Exception types DividebyZero or OtherException treated normally. All others invoke unexpected().

void someFunction() throw(DividebyZero, OtherException);

Case 2

Empty exception list, all exceptions invoke `unexpected()

void someFunction() throw ();

Case 3

All exceptions of all types treated normally

void someFunction();

Derived classes

Polymorphism plays an important role in exceptions. Say class B is derived from class A. If the catch-block handles exception of type class A (i.e., class A is in exception specification) then it will also catch exception of class B is thrown.

E.g.,

class A {};
class B : public A {};

try {
    throw B;
}
catch (A)
{
    // This block will catch if B is thrown
    // in the try block.
}

See the code below for this behavior in action.

#include <iostream>
#include <string>
using std::cout;
using std::cin;
using std::endl;
using std::string;

class BadTime
{
  private:
  double t;
  string n;

  public:
  BadTime(double time) : t(time) {
    n = "BadTime";
  }

  string getName() const { return n; }
  double getValue() const { return t; }
};

class InvalidDistance
{
  protected:
  string name;

  public:
  InvalidDistance() {
    name = "InvalidDistance";
  }

  string getName() const { return name; }
};

class ZeroDistance : public InvalidDistance
{
  public:
  ZeroDistance() : InvalidDistance()
  {
    name = name + " -> " + "ZeroDistance";
  }
};

class NegativeDistance : public InvalidDistance
{
  public:
  NegativeDistance() : InvalidDistance()
  {
    name = name + " -> " + "NegativeDistance";
  }
};

int main()
{
  double d, t;

  try {  
    cout << "Enter distance: ";
    cin >> d;
    if (d == 0) throw ZeroDistance();
    if (d < 0) throw NegativeDistance();
    
    cout << "Enter time: ";
    cin >> t;
    if (t <= 0) throw BadTime(t);
    

    cout << "Velocity is: " << d/t << endl; 
  }
  catch (BadTime bt)
  {
    // We explictly name the catch paramter bd, since we plan to use
    // it below
    
    cout << "Exception " << bt.getName()
         << " called with value " << bt.getValue()
         << endl;
  }
  catch (InvalidDistance id)
  {
    // Notice that this catch-block catches
    // InvalidDistance.

    cout << "Exception " << id.getName()
         << " caught." << endl;
  }
  catch (...)
  {
    // A catch-all block
    //
    // Notice that the try-block is throwning a NegativeDistance
    // exception that we don't explicitly catch.  We
    // use this catch-all block to catch any unhandled
    // exceptions that may be thrown by the try block.

    cout << "Exception: an unhandled exception." << endl;
  }

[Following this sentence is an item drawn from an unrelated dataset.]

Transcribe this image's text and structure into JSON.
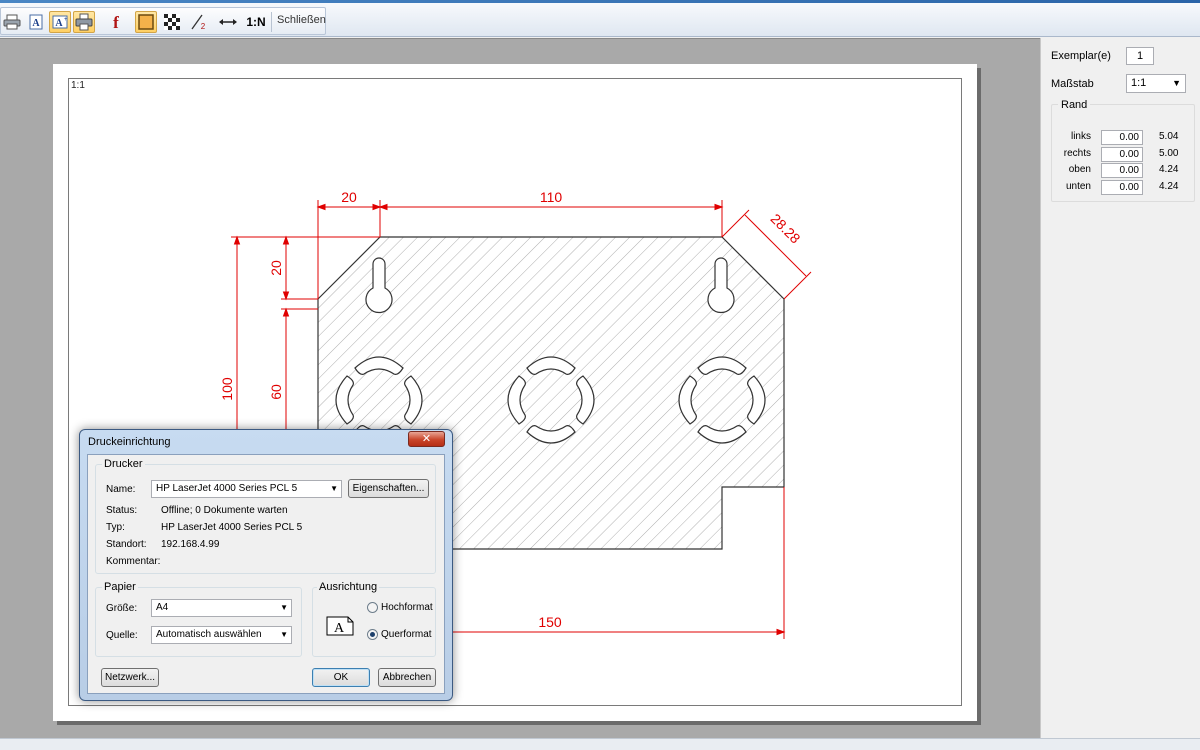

  cout << "Program safely continues, once the exception is handeled." << endl;
  
  return 0;
}

Output

$./velocity-exceptions-polymorphism
Enter distance: 2
Enter time: 1
Velocity is: 2
Program safely continues, once the exception is handeled.
$./velocity-exceptions-polymorphism
Enter distance: -2
Exception InvalidDistance -> NegativeDistance caught.
Program safely continues, once the exception is handeled.
$./velocity-exceptions-polymorphism
Enter distance: 0
Exception InvalidDistance -> ZeroDistance caught.
Program safely continues, once the exception is handeled.

Note that ZeroDistance and NegativeDistance is not in exception list, but these are caught by catch(InvalidDistance id) catch-block, since both ZeroDistance and NegativeDistance are derived from class InvalidDistance.

unexpected()

This function is called whenever an unhandled exception is thrown. The default behavior is to terminate the program. It is possible to redifine this function by using set_unexpected. I suggest checking out the compiler documentation to the interested reader.

Rules of Thumb

Rethrowing an exception

References